Spoken-word interlude “Low Lights” starts in the middle of a chord, and exists on a different planet than “Feedback,” its industrial-edged predecessor. Some of the album’s strongest moments, like the Kendrick Lamar joint “No More Parties in LA,” are bafflingly relegated to bonus track status. The much-maligned “Facts,” an anti-Nike manifesto that West first dropped on his Soundcloud earlier this year, is still feather-light and embarrassingly petty, even with a spiffed up instrumental from Charlie Heat. The mixing in “Waves” sounds like the producer fell asleep at the wheel.
There are also a number of jokes that just don’t land, including that now-infamous Taylor Swift diss (“I feel like me and Taylor might still have sex/Why? I made that bitch famous”).
From the man who made My Beautiful Dark Twisted Fantasy, a record whose canny self-reflection and flawless reconciliation of nearly every major musical genre made it one of the greatest sonic achievements of the 21st century, this sloppiness is a bit of a head-scratcher.

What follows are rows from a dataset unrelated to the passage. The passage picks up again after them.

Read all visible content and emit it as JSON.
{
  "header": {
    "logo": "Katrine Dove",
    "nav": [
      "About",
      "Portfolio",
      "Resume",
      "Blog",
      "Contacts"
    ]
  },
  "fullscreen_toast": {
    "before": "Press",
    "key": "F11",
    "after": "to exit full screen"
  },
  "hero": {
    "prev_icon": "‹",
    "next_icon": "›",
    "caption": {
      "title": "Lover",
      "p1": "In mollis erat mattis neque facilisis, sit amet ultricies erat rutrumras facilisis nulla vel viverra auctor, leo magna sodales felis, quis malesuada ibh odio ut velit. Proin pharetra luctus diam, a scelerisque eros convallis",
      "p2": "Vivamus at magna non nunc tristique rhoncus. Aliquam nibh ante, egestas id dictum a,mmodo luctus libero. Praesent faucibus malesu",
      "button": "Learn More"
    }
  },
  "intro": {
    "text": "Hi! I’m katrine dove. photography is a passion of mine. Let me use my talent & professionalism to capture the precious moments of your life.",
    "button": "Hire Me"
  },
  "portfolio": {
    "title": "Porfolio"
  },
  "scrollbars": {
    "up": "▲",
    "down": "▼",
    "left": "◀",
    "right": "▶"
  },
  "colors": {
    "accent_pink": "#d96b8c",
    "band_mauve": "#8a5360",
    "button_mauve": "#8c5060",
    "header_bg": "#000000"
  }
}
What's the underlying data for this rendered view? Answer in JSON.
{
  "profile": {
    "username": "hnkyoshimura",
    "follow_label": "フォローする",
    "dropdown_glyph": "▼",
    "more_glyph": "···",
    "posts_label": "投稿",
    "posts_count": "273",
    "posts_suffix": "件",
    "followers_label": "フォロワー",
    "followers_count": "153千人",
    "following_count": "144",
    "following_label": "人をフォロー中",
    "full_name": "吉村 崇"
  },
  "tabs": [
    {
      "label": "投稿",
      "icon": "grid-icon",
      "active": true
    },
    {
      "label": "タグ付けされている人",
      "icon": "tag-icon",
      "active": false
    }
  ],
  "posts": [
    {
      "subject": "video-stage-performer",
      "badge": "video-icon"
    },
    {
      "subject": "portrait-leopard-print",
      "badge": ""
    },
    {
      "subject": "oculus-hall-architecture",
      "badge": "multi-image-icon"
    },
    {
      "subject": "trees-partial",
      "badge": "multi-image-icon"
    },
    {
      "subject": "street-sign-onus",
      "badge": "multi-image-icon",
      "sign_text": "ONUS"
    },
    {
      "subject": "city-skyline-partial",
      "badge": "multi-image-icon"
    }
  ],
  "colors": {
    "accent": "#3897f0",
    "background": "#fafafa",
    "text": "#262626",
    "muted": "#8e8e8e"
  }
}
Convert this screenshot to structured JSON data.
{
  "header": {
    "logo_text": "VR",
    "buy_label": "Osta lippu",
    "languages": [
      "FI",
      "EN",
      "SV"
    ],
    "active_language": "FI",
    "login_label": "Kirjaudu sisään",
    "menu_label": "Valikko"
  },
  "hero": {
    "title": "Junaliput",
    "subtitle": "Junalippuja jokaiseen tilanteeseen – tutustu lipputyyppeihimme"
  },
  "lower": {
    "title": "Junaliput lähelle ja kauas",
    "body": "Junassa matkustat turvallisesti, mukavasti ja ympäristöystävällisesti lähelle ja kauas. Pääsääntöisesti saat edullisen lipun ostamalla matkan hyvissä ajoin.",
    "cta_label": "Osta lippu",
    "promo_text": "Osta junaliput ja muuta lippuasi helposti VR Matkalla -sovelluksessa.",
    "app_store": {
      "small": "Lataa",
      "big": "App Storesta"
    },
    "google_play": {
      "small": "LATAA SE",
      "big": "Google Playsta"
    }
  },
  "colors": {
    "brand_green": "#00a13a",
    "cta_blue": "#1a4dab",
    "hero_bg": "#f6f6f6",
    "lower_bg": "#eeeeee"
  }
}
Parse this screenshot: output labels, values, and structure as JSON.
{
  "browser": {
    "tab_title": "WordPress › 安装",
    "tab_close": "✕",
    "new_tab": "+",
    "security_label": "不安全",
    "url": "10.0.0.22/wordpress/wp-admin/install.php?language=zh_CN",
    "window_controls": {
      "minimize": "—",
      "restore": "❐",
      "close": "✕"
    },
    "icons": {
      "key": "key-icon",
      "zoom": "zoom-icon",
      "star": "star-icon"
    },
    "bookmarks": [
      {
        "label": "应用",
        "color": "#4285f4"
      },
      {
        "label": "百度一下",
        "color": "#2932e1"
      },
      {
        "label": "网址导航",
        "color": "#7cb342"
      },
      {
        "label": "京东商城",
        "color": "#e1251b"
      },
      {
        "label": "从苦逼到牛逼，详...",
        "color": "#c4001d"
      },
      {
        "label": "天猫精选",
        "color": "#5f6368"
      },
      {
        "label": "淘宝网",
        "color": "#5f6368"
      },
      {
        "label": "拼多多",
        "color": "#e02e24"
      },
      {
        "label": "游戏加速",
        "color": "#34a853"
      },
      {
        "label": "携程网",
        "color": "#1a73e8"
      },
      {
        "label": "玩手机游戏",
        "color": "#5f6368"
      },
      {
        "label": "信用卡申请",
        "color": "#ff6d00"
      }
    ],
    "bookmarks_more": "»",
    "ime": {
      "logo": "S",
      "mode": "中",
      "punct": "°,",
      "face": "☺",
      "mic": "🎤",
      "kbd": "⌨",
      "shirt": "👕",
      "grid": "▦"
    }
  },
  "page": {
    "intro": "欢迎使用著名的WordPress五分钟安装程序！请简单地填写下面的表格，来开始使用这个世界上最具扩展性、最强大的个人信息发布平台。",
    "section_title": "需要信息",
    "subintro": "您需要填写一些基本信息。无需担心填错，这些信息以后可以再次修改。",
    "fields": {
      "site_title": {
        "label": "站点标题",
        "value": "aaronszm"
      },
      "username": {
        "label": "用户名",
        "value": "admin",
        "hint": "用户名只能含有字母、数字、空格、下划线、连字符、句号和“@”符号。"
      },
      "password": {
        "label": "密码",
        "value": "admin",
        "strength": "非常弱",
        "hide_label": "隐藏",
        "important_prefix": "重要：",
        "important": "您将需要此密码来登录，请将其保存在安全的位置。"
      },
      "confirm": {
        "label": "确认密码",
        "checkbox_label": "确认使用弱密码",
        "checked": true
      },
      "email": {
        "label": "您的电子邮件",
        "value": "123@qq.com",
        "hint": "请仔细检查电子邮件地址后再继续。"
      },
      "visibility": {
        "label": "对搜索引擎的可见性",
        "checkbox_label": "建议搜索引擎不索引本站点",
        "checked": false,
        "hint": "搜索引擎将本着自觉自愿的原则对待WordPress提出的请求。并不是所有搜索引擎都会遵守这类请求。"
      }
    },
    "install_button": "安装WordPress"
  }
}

Most of Pablo’s songs (save “Facts”) are quite good on their own, but they often feel blindly strung together just so the world can have another Kanye West album.
At the end of the day, though, that’s not such a bad thing. Even when he’s unfocused, Kanye is still Kanye, and his unusual ear is exciting as ever here. Nearly all of the influences he’s accrued over the last decade-plus explode across The Life of Pablo at some point: soul bumps against scuffed dancehall on “Famous,” “30 Hours” boasts the silky smoothness of The College Dropout’s funkier moments. At its best, Pablo is a sonic Being John Malkovich that gives us a direct line to West’s boisterous, overworked mind. We’ve seen polished Kanye — this is Kanye at the drawing board.
Whether we like it or not, it seems we’ll always want to hear the gospel according to ’Ye, even when he’s not operating at his peak or making good on outsized promises to deliver the “album of a life.” As a scratchy sample of rowdy children put it on Yeezus, Pablo’s direct predecessor, “He’ll give us what we need/It may not be what we want.”